Out of the entries that follow, copy each line containing "works".

▸ Given information
- Opening Delimiter -
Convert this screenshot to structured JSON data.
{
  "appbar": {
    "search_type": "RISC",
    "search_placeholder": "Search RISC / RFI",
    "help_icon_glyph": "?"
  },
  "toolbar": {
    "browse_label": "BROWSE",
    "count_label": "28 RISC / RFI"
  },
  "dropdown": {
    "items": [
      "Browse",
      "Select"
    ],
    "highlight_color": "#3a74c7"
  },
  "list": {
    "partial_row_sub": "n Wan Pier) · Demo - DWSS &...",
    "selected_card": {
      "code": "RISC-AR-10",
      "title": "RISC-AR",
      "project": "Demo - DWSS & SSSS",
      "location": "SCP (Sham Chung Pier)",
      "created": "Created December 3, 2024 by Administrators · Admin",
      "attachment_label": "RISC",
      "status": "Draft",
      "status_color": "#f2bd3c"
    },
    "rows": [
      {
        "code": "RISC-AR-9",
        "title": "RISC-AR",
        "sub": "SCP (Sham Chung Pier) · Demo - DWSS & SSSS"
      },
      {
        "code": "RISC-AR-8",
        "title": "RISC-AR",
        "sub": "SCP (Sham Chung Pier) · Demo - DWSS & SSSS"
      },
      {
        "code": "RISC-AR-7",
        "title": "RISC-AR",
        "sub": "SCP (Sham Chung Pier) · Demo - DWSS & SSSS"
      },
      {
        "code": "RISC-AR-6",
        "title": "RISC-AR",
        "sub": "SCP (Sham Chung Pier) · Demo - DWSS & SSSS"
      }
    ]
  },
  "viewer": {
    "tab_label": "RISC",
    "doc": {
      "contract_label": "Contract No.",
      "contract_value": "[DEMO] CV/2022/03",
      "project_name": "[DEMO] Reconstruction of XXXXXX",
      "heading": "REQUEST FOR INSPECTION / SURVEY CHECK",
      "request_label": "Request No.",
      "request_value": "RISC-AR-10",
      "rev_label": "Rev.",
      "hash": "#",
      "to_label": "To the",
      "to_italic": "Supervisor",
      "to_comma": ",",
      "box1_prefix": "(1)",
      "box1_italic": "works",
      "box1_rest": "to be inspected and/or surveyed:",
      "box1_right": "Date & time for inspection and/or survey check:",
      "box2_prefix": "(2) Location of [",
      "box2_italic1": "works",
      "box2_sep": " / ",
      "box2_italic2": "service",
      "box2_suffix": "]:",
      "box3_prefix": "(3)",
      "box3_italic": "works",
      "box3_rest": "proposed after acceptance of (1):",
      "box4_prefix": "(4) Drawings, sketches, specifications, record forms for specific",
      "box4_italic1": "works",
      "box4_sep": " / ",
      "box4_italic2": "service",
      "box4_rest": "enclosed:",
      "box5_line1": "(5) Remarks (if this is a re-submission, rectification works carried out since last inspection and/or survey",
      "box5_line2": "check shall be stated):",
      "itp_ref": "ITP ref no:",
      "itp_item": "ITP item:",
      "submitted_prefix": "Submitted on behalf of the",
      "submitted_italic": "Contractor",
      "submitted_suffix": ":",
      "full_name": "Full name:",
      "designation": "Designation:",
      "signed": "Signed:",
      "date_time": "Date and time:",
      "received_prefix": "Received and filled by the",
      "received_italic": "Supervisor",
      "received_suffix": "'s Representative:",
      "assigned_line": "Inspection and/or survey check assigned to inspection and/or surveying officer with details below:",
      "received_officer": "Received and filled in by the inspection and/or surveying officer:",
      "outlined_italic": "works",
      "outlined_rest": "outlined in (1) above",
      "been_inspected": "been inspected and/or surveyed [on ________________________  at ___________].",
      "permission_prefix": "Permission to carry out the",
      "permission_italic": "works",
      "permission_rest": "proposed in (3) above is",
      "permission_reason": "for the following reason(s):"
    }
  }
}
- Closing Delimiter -
▸ Output for this task
      "box1_italic": "works",
      "box2_italic1": "works",
      "box3_italic": "works",
      "box4_italic1": "works",
      "box5_line1": "(5) Remarks (if this is a re-submission, rectification works carried out since last inspection and/or survey",
      "outlined_italic": "works",
      "permission_italic": "works",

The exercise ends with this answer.